I believe it is important to identify passions and interests outside of your eating disorder, while maintaining a careful watch to ensure you are enjoying it and not slipping back into old habits. If you pretend your eating disorder didn’t exist, you are likely to ignore the warning signs and are therefore more prone to relapse. Relapse prevention is key: identify your triggers, and always keep these in your mind to ensure you spot the warning signs early on. You can identify these triggers on your own, through thinking about previous experiences, or with a medical professional such as a psychologist/ counsellor. There are different ways of going about relapse prevention planning, so try a few to see what works for you. Recovery is different for everyone; there is no 'one size fits all', and don't be disheartened if the first method doesn't work. You just need to keep trying different things until one clicks.

For me, climbing became my new hobby once I was well enough to continue sport. I quit the sports I had done prior to and during my eating disorder, as I found they brought back unpleasant memories and I could no longer enjoy them. Instead, I started horse riding and climbing, both of which I love. I now climb about three times a week, and compete at university competitions. The best bit about it, for me, is that it feels like a puzzle and not like a competition in my mind. I do not obsess over numbers or targets; I simply enjoy the process of climbing, of spending time with my friends in the club, and being adventurous.  

While finding a hobby, especially with a sport, make sure it isn't triggering the obsessive ED part of your brain. For instance, although I am in a good place in my recovery, I still have not gone back to running. This is because I used to obsess over it a lot, and I've learnt that maybe running isn't the best activity for me. And that's okay. Quitting a hobby because it was a driving force in your ED is not 'giving up'; it is putting your health and happiness first, even if it's tough. 

Another positive thing to take from recovering from an eating disorder is the skills you picked up along the way. I had a job interview a couple of months ago now, and in it my mental health came up. And although I was nervous, I was fully honest with them about it and about where I was at in my recovery now. I didn’t see this as a problem or reason for me to not perform at the job, which I told them. I explained how it had taught me more about myself, alongside coping strategies and resilience for when I was stressed or under pressure. I made the decision, there and then, that if they were not understanding, then I did not want to work for them anyway and therefore there was no risk in talking about it. And it definitely paid off!
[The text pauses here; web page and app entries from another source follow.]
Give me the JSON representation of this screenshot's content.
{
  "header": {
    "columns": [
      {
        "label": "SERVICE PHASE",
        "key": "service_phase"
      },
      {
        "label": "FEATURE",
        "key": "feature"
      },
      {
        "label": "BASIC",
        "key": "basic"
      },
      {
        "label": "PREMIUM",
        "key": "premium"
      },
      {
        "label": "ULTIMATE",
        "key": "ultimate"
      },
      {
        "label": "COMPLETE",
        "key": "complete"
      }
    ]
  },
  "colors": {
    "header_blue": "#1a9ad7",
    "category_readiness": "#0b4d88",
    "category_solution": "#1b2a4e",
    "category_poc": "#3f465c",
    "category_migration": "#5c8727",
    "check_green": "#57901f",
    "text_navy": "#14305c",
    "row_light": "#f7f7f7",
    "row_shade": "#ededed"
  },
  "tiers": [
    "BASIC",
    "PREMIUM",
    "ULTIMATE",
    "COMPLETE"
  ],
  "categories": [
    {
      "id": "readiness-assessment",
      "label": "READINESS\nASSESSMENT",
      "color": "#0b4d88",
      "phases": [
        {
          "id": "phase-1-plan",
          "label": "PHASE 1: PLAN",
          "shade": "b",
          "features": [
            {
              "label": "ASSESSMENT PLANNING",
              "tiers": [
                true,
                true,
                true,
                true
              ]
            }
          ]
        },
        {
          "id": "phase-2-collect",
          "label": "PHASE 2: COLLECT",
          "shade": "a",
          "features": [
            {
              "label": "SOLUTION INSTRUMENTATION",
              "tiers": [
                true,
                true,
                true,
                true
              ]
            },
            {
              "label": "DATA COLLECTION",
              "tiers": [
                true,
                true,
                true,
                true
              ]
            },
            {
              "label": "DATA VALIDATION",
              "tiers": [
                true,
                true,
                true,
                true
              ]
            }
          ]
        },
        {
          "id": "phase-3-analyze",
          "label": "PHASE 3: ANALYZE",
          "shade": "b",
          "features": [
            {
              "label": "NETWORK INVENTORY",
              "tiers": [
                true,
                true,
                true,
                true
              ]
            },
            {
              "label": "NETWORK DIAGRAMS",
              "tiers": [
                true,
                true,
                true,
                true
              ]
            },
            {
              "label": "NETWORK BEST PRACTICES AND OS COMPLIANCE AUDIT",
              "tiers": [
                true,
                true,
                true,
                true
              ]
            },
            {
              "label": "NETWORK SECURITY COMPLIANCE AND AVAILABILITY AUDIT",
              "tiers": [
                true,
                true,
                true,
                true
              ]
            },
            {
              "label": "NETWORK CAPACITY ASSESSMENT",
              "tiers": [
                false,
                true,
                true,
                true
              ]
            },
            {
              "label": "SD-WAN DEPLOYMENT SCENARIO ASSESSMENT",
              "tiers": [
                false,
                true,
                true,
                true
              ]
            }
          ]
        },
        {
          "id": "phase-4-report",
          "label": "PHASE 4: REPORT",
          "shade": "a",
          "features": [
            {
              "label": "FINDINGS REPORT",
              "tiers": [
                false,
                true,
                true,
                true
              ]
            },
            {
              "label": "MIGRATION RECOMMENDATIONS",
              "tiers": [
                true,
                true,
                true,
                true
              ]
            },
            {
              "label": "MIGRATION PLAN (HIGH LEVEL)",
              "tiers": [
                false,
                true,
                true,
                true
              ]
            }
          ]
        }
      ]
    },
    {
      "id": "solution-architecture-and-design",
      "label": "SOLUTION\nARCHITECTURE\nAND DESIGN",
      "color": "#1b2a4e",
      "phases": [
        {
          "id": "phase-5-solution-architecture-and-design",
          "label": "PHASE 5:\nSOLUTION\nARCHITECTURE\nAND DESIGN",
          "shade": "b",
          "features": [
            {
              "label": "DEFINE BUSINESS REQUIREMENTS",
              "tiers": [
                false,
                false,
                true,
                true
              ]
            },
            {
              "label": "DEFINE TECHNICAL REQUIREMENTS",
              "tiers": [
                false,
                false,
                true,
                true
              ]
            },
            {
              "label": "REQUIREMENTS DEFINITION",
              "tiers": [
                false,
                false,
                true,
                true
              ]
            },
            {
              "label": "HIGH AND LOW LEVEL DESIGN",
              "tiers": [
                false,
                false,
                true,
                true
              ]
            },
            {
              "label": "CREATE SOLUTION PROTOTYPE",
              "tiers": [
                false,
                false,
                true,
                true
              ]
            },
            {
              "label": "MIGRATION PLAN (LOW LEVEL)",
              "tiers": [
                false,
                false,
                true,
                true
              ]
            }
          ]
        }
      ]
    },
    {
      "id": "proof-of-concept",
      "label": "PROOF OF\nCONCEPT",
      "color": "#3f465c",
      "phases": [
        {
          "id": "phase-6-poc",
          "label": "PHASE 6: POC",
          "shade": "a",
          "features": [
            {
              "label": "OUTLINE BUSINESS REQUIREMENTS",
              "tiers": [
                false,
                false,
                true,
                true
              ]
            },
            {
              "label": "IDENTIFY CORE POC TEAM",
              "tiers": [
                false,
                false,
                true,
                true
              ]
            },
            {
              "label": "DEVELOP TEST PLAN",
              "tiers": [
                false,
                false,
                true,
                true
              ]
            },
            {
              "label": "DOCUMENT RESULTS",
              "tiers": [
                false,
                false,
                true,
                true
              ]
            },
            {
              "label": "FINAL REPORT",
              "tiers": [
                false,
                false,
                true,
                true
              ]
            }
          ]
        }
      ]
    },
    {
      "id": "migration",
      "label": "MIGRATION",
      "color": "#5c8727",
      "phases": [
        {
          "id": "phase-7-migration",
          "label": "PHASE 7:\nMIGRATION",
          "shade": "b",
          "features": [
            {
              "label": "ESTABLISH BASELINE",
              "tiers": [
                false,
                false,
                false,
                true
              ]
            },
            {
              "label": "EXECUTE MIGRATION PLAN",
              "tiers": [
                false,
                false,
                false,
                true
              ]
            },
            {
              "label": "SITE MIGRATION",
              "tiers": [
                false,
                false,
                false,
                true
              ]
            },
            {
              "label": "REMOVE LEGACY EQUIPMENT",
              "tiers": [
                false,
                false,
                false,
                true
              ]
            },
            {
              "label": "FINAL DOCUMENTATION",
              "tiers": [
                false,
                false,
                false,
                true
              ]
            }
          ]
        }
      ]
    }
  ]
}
They told me they were impressed with my strength, and later told me I had got the job, even though there were other applicants, who perhaps hadn't had these struggles.

So, what does all this mean? It's quite simple; recovering from an eating disorder (or any mental health issue) is nothing to be ashamed of, and there is no reason you shouldn't talk about it. In order to learn to accept yourself, you need to accept your experiences and treat them all as positive learning curves, even if the experience was less than pleasant. If you accept yourself and experiences as part as who you are, others will accept that too. And if they don't? They aren't worth your time! There are plenty of wonderful, understanding people out there. But there are also plenty of people who simply do not understand. They mostly do not intend to be unsympathetic, but just don't have the knowledge, so don't feel afraid to explain to someone more about it if they do not understand. It's likely they will thank you for it, and become a more tolerant person because of it.

That's it for this post – I hope it was helpful, and remember that whatever you're going through, you can and will get through it. It is tough, but the most worth-it thing in the world. Your past should never be a reason for you not to achieve what you want at the present. 

Contributed by Hannah, Beat Ambassador